It’s tempting to use the holidays as a carrot to elicit positive behaviors from kids such as helping more with tidying and cleaning around the house. But there are helpful and not-so-helpful ways of going about it. Here are a few tips and tricks for getting more help from your kids while avoiding unintended drama or consequences:
Emphasize the nice part of the nice-naughty dichotomy. ‘Are there old toys we might declutter and donate to make space for the new?‘ Or, ‘For every room you dust, you can earn a dollar to donate to our local food bank’ (adding points to your ‘nice’ column just in time for the holidays).
Game-ify. For example: ‘Whoever finishes cleaning their room first gets to lick the cookie-icing spoon or hang a favorite decoration.’ OR ‘Whoever clears the table after dinner gets to open and enjoy today’s treat from our holiday countdown calendar.’
Chores before beloved holiday traditions. ‘If we get the house cleaned this morning, we can [fill in a favorite holiday activity] this afternoon.’
Deploy ‘outside agents’ with extreme care. Understand there’s an inherent creepiness in having one’s behavior watched and judged in every moment, either by an omniscient gift giver from the North or even an active spy in your home (e.g., Elf on a Shelf). While some kids will delight in the spy’s mischievous antics, others may be secretly terrified or stressed out by its presence. But making sure the spy seems super benevolent can backfire, too. Should you decide to invite in the spy into your home, know that kids will discuss and compare their antics amongst themselves at school, adding pressure for you to be creative on a daily basis at an already-hectic time of year. You can relieve some of the pressure by borrowing ideas from others or creating a unique version of the concept to do away with the comparisons altogether.
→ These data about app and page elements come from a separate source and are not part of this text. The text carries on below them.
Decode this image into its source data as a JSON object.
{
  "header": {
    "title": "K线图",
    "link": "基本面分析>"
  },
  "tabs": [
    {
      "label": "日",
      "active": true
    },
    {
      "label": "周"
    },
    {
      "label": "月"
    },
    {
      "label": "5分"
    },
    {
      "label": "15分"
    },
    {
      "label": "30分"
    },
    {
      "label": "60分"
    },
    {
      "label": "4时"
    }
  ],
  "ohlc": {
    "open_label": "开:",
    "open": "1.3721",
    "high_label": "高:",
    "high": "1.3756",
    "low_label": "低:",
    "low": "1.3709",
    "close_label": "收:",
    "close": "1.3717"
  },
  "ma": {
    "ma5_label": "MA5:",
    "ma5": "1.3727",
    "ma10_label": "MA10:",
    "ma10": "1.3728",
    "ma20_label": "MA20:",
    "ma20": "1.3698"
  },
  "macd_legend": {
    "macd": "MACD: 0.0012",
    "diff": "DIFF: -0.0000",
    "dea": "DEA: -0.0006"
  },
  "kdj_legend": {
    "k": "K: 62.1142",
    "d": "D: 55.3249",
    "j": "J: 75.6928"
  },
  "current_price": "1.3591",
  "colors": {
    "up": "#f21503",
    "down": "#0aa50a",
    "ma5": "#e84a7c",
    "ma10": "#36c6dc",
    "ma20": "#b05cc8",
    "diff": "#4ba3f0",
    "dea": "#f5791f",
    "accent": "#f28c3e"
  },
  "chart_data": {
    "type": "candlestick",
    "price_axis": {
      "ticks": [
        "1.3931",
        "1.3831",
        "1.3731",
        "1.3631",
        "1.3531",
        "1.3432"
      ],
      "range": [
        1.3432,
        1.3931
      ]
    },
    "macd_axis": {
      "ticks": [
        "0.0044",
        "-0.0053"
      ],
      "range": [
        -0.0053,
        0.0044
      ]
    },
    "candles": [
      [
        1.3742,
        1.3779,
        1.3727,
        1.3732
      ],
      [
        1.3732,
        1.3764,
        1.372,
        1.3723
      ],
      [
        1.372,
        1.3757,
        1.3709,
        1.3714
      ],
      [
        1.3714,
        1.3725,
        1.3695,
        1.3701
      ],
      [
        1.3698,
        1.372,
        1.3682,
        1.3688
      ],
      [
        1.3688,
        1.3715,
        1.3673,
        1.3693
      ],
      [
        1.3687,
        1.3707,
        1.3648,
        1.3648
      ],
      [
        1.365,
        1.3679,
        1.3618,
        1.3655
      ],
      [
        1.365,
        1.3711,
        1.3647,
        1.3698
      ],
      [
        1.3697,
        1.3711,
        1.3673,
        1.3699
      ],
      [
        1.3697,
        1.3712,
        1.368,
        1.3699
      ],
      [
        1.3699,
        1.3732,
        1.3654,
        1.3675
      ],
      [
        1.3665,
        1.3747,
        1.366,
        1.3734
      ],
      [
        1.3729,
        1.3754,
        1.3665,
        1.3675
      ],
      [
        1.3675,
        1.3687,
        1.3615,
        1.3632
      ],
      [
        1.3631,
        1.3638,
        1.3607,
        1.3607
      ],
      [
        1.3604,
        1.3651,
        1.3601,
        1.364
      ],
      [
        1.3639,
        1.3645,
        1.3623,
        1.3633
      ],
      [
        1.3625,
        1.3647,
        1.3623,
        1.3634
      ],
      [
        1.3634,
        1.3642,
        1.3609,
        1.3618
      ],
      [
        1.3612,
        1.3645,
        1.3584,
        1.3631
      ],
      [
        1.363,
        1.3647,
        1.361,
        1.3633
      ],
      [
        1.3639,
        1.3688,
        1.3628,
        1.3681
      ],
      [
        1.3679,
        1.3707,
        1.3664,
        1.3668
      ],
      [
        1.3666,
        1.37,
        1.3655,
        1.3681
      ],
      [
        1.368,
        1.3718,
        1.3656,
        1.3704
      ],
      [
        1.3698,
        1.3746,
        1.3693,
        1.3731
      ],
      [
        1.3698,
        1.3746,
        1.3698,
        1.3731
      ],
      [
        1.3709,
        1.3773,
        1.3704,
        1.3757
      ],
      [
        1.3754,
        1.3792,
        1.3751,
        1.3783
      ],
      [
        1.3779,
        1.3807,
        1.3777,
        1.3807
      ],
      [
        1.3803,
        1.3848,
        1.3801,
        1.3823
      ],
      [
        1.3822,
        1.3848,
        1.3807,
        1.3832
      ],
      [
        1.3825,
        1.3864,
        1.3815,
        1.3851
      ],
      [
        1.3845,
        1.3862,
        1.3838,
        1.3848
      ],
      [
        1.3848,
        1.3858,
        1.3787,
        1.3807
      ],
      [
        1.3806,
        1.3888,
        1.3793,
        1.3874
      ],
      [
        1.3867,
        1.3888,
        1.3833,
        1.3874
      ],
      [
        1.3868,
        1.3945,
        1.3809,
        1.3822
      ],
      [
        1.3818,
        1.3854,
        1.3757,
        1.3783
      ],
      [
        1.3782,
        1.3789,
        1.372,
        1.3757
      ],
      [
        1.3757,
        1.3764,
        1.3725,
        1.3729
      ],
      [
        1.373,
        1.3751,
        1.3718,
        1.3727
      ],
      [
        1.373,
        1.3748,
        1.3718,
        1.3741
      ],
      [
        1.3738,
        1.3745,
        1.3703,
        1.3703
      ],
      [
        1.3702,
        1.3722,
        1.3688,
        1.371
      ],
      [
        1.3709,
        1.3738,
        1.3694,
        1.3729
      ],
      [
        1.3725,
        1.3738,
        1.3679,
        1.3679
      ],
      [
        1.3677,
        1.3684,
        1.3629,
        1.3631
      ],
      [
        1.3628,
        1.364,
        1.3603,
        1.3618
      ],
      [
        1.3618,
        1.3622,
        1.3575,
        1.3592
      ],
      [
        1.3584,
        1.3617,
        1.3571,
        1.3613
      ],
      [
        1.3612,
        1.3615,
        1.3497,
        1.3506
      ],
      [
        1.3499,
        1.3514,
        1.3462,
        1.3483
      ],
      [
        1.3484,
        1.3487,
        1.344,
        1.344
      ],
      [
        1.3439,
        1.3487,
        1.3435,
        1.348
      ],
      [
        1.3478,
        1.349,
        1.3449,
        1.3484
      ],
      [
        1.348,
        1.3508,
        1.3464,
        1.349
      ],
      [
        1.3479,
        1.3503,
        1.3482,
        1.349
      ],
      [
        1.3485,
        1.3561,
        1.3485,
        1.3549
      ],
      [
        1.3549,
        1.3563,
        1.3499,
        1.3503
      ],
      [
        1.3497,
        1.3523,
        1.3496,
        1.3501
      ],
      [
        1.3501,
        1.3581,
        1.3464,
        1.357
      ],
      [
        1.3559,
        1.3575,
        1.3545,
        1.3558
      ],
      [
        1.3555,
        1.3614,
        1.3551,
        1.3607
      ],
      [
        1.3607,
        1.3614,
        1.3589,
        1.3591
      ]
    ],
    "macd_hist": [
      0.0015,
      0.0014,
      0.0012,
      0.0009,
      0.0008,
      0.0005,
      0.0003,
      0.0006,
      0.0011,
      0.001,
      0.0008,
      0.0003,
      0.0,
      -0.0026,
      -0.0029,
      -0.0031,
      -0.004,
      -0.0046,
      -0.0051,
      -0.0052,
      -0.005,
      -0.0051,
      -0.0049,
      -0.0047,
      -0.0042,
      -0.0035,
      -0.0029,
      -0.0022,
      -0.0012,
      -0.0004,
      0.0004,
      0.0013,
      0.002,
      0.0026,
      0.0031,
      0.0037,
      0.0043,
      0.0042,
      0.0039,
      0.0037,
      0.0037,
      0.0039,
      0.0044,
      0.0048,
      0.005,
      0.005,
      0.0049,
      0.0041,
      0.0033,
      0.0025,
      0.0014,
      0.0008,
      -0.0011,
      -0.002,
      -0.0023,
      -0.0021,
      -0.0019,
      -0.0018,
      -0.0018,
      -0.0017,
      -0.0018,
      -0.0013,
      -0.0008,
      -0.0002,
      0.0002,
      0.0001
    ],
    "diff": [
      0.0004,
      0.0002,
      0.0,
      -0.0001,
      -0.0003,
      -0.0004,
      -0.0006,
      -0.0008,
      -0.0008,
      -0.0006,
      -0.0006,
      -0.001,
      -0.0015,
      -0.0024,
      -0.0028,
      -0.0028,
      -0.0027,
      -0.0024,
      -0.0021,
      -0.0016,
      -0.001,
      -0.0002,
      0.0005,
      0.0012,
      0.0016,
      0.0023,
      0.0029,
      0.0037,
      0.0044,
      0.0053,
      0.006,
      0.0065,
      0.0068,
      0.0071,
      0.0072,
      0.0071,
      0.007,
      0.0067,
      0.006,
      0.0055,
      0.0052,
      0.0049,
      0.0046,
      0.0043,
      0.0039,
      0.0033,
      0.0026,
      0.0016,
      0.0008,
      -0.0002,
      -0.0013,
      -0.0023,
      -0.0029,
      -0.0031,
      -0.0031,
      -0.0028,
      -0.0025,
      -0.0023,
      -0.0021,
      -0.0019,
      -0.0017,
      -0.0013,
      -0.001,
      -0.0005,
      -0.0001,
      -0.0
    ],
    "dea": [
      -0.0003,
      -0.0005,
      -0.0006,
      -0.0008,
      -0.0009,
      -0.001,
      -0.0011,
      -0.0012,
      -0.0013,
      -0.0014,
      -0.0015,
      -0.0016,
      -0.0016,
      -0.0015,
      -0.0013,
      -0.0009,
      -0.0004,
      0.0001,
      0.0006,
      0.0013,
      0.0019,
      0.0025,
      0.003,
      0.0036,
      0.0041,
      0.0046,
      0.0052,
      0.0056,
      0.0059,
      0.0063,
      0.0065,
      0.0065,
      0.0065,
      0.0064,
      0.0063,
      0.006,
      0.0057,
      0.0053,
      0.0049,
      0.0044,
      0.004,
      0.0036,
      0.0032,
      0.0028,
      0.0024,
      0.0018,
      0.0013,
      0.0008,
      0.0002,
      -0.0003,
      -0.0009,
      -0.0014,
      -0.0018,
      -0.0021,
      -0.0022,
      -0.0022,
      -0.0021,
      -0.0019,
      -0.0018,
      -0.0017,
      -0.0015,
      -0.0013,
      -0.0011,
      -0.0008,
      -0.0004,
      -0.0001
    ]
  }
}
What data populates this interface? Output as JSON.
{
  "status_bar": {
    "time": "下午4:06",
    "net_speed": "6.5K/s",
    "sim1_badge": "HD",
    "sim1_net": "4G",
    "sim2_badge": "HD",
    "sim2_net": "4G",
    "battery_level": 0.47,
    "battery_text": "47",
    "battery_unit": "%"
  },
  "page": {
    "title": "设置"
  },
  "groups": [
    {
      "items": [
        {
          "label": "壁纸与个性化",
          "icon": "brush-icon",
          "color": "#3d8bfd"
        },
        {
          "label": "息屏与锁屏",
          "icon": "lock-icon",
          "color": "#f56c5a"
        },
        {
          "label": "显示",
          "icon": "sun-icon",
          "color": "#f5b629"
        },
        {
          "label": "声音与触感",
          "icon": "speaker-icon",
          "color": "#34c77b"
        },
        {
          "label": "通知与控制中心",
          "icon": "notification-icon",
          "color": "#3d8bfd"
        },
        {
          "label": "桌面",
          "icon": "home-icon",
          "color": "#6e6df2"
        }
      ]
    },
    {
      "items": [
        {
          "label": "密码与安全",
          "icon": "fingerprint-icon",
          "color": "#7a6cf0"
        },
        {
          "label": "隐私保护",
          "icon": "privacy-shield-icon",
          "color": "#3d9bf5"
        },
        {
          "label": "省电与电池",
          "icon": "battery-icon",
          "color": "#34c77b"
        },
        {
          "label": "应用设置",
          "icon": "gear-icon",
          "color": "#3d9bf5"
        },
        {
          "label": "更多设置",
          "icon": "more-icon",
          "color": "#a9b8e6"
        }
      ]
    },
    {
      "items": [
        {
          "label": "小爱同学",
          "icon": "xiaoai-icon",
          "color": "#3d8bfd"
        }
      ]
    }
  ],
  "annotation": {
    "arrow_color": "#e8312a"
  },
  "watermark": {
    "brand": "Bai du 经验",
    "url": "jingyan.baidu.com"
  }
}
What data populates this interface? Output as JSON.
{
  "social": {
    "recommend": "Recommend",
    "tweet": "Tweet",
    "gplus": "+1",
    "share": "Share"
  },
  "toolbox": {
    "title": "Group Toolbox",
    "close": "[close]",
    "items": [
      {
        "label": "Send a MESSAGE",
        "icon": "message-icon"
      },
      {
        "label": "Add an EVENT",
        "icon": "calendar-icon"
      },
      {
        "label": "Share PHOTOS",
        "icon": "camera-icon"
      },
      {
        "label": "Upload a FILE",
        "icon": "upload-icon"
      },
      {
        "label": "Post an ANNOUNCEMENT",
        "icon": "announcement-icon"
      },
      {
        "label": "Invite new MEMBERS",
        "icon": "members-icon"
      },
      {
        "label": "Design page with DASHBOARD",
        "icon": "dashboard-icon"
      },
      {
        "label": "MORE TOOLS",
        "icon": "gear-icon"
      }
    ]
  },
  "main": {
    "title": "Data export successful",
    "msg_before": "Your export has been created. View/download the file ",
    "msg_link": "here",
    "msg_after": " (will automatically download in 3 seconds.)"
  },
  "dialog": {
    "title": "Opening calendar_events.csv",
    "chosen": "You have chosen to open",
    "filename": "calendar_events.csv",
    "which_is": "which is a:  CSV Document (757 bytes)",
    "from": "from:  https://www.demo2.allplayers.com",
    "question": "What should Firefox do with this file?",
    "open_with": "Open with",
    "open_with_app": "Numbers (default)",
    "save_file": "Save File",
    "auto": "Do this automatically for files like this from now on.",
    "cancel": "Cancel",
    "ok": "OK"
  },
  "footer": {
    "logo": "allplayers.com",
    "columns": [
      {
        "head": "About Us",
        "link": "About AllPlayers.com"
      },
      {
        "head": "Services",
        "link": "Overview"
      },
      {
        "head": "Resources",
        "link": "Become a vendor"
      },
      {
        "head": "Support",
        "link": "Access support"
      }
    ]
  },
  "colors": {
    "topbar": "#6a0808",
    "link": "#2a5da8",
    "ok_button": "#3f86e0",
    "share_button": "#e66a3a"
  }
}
Create opportunities for redemption. Let kids know that the great holiday gift giver is an eminently forgiving soul and that helping more around the house is a great way to redeem past mistakes they might be fretting about in secret (and all the better if the help is unsolicited!). You can also avoid ‘rebound’ bad and unhelpful behaviors by resolving to extend positive incentives for nice behavior throughout the entire New Year.